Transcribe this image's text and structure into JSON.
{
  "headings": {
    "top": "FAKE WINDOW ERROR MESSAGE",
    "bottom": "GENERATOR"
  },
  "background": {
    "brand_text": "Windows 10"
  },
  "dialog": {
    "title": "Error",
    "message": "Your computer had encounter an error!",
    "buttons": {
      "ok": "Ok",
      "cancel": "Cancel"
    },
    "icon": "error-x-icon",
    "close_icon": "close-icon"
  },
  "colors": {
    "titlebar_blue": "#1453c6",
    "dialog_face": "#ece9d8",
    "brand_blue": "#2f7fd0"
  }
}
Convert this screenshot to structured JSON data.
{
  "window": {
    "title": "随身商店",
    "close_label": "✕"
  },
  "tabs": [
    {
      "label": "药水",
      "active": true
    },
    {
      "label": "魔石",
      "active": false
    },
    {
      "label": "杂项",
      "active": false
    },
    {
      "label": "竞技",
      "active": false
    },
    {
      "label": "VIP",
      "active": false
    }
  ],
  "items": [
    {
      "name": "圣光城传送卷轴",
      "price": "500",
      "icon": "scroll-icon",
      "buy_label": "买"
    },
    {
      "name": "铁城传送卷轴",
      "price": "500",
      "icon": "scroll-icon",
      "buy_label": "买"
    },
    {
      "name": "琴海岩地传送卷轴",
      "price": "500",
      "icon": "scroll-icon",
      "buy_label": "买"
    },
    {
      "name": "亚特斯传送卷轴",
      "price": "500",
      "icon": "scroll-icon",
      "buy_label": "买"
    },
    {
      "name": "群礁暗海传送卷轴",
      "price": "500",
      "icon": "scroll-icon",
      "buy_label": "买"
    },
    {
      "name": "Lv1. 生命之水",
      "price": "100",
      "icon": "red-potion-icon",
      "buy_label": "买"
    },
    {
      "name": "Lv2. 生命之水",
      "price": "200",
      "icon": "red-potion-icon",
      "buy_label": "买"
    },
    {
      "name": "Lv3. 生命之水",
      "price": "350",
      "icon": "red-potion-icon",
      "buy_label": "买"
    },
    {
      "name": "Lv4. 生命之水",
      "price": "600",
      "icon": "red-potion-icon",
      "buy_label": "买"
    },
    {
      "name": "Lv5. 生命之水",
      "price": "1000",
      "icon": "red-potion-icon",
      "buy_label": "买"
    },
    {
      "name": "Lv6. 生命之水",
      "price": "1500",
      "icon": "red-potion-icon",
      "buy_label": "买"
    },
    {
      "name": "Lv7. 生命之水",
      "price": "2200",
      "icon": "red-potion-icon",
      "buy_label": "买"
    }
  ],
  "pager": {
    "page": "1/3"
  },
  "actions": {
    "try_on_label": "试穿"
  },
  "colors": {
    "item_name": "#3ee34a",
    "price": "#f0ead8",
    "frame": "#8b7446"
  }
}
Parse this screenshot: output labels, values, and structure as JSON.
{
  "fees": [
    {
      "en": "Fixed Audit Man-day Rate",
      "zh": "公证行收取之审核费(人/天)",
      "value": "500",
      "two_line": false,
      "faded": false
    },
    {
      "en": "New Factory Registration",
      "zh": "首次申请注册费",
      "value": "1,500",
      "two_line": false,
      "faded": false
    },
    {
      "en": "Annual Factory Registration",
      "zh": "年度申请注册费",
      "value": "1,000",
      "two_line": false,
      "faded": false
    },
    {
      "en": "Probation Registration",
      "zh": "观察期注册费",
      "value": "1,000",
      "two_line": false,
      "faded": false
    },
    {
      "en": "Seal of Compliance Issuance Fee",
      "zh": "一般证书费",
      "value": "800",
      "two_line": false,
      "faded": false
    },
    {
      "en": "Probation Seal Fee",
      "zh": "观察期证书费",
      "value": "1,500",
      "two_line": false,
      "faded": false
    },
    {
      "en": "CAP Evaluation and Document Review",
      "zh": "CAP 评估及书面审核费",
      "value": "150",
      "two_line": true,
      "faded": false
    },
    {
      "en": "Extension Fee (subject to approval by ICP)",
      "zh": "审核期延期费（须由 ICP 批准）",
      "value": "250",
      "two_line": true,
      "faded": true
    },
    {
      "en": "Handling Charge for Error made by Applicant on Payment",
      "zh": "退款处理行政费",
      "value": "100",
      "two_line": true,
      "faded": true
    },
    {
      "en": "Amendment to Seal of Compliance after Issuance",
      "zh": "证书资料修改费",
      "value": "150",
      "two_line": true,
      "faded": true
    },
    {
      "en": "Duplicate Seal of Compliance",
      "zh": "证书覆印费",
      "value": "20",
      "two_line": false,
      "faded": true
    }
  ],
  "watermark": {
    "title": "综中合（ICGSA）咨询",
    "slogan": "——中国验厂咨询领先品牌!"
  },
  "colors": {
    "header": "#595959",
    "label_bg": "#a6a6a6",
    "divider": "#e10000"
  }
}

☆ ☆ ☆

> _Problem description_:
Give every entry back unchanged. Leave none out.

> _Task solution_:
Transcribe this image's text and structure into JSON.
{
  "headings": {
    "top": "FAKE WINDOW ERROR MESSAGE",
    "bottom": "GENERATOR"
  },
  "background": {
    "brand_text": "Windows 10"
  },
  "dialog": {
    "title": "Error",
    "message": "Your computer had encounter an error!",
    "buttons": {
      "ok": "Ok",
      "cancel": "Cancel"
    },
    "icon": "error-x-icon",
    "close_icon": "close-icon"
  },
  "colors": {
    "titlebar_blue": "#1453c6",
    "dialog_face": "#ece9d8",
    "brand_blue": "#2f7fd0"
  }
}
Convert this screenshot to structured JSON data.
{
  "window": {
    "title": "随身商店",
    "close_label": "✕"
  },
  "tabs": [
    {
      "label": "药水",
      "active": true
    },
    {
      "label": "魔石",
      "active": false
    },
    {
      "label": "杂项",
      "active": false
    },
    {
      "label": "竞技",
      "active": false
    },
    {
      "label": "VIP",
      "active": false
    }
  ],
  "items": [
    {
      "name": "圣光城传送卷轴",
      "price": "500",
      "icon": "scroll-icon",
      "buy_label": "买"
    },
    {
      "name": "铁城传送卷轴",
      "price": "500",
      "icon": "scroll-icon",
      "buy_label": "买"
    },
    {
      "name": "琴海岩地传送卷轴",
      "price": "500",
      "icon": "scroll-icon",
      "buy_label": "买"
    },
    {
      "name": "亚特斯传送卷轴",
      "price": "500",
      "icon": "scroll-icon",
      "buy_label": "买"
    },
    {
      "name": "群礁暗海传送卷轴",
      "price": "500",
      "icon": "scroll-icon",
      "buy_label": "买"
    },
    {
      "name": "Lv1. 生命之水",
      "price": "100",
      "icon": "red-potion-icon",
      "buy_label": "买"
    },
    {
      "name": "Lv2. 生命之水",
      "price": "200",
      "icon": "red-potion-icon",
      "buy_label": "买"
    },
    {
      "name": "Lv3. 生命之水",
      "price": "350",
      "icon": "red-potion-icon",
      "buy_label": "买"
    },
    {
      "name": "Lv4. 生命之水",
      "price": "600",
      "icon": "red-potion-icon",
      "buy_label": "买"
    },
    {
      "name": "Lv5. 生命之水",
      "price": "1000",
      "icon": "red-potion-icon",
      "buy_label": "买"
    },
    {
      "name": "Lv6. 生命之水",
      "price": "1500",
      "icon": "red-potion-icon",
      "buy_label": "买"
    },
    {
      "name": "Lv7. 生命之水",
      "price": "2200",
      "icon": "red-potion-icon",
      "buy_label": "买"
    }
  ],
  "pager": {
    "page": "1/3"
  },
  "actions": {
    "try_on_label": "试穿"
  },
  "colors": {
    "item_name": "#3ee34a",
    "price": "#f0ead8",
    "frame": "#8b7446"
  }
}
Parse this screenshot: output labels, values, and structure as JSON.
{
  "fees": [
    {
      "en": "Fixed Audit Man-day Rate",
      "zh": "公证行收取之审核费(人/天)",
      "value": "500",
      "two_line": false,
      "faded": false
    },
    {
      "en": "New Factory Registration",
      "zh": "首次申请注册费",
      "value": "1,500",
      "two_line": false,
      "faded": false
    },
    {
      "en": "Annual Factory Registration",
      "zh": "年度申请注册费",
      "value": "1,000",
      "two_line": false,
      "faded": false
    },
    {
      "en": "Probation Registration",
      "zh": "观察期注册费",
      "value": "1,000",
      "two_line": false,
      "faded": false
    },
    {
      "en": "Seal of Compliance Issuance Fee",
      "zh": "一般证书费",
      "value": "800",
      "two_line": false,
      "faded": false
    },
    {
      "en": "Probation Seal Fee",
      "zh": "观察期证书费",
      "value": "1,500",
      "two_line": false,
      "faded": false
    },
    {
      "en": "CAP Evaluation and Document Review",
      "zh": "CAP 评估及书面审核费",
      "value": "150",
      "two_line": true,
      "faded": false
    },
    {
      "en": "Extension Fee (subject to approval by ICP)",
      "zh": "审核期延期费（须由 ICP 批准）",
      "value": "250",
      "two_line": true,
      "faded": true
    },
    {
      "en": "Handling Charge for Error made by Applicant on Payment",
      "zh": "退款处理行政费",
      "value": "100",
      "two_line": true,
      "faded": true
    },
    {
      "en": "Amendment to Seal of Compliance after Issuance",
      "zh": "证书资料修改费",
      "value": "150",
      "two_line": true,
      "faded": true
    },
    {
      "en": "Duplicate Seal of Compliance",
      "zh": "证书覆印费",
      "value": "20",
      "two_line": false,
      "faded": true
    }
  ],
  "watermark": {
    "title": "综中合（ICGSA）咨询",
    "slogan": "——中国验厂咨询领先品牌!"
  },
  "colors": {
    "header": "#595959",
    "label_bg": "#a6a6a6",
    "divider": "#e10000"
  }
}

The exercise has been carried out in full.